**What you should do**
Please restate the records that follow exactly, skipping their images.

**Source data**
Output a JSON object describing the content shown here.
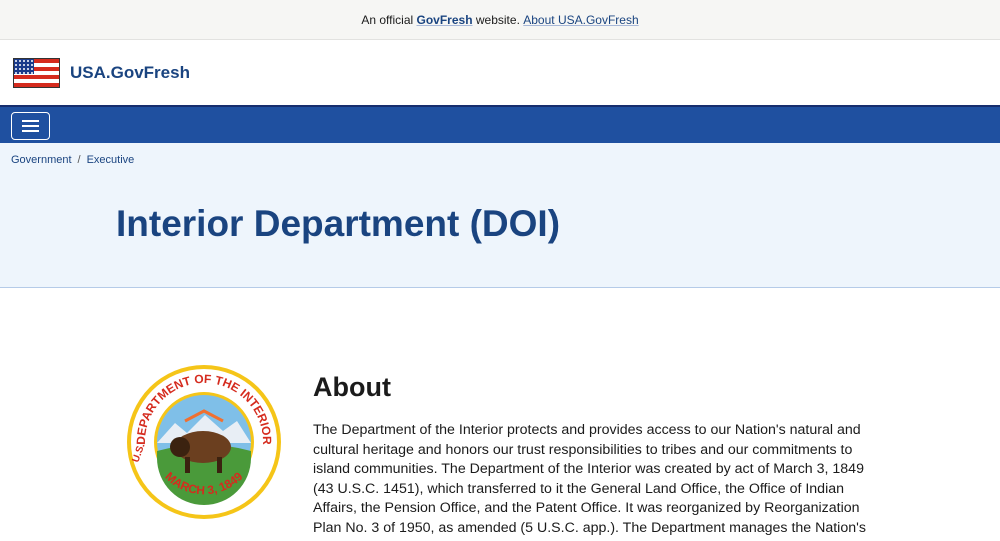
{
  "banner": {
    "prefix": "An official",
    "brand": "GovFresh",
    "middle": "website.",
    "about_link": "About USA.GovFresh"
  },
  "header": {
    "site_name": "USA.GovFresh"
  },
  "nav": {
    "menu_icon": "hamburger-icon"
  },
  "breadcrumb": [
    {
      "label": "Government"
    },
    {
      "label": "Executive"
    }
  ],
  "breadcrumb_sep": "/",
  "page": {
    "title": "Interior Department (DOI)"
  },
  "seal": {
    "top_text": "DEPARTMENT OF THE INTERIOR",
    "left_text": "U.S.",
    "bottom_text": "MARCH 3, 1849"
  },
  "about": {
    "heading": "About",
    "body": "The Department of the Interior protects and provides access to our Nation's natural and cultural heritage and honors our trust responsibilities to tribes and our commitments to island communities. The Department of the Interior was created by act of March 3, 1849 (43 U.S.C. 1451), which transferred to it the General Land Office, the Office of Indian Affairs, the Pension Office, and the Patent Office. It was reorganized by Reorganization Plan No. 3 of 1950, as amended (5 U.S.C. app.). The Department manages the Nation's public lands and"
  }
}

**Result**
Output a JSON object describing the content shown here.
{
  "banner": {
    "prefix": "An official",
    "brand": "GovFresh",
    "middle": "website.",
    "about_link": "About USA.GovFresh"
  },
  "header": {
    "site_name": "USA.GovFresh"
  },
  "nav": {
    "menu_icon": "hamburger-icon"
  },
  "breadcrumb": [
    {
      "label": "Government"
    },
    {
      "label": "Executive"
    }
  ],
  "breadcrumb_sep": "/",
  "page": {
    "title": "Interior Department (DOI)"
  },
  "seal": {
    "top_text": "DEPARTMENT OF THE INTERIOR",
    "left_text": "U.S.",
    "bottom_text": "MARCH 3, 1849"
  },
  "about": {
    "heading": "About",
    "body": "The Department of the Interior protects and provides access to our Nation's natural and cultural heritage and honors our trust responsibilities to tribes and our commitments to island communities. The Department of the Interior was created by act of March 3, 1849 (43 U.S.C. 1451), which transferred to it the General Land Office, the Office of Indian Affairs, the Pension Office, and the Patent Office. It was reorganized by Reorganization Plan No. 3 of 1950, as amended (5 U.S.C. app.). The Department manages the Nation's public lands and"
  }
}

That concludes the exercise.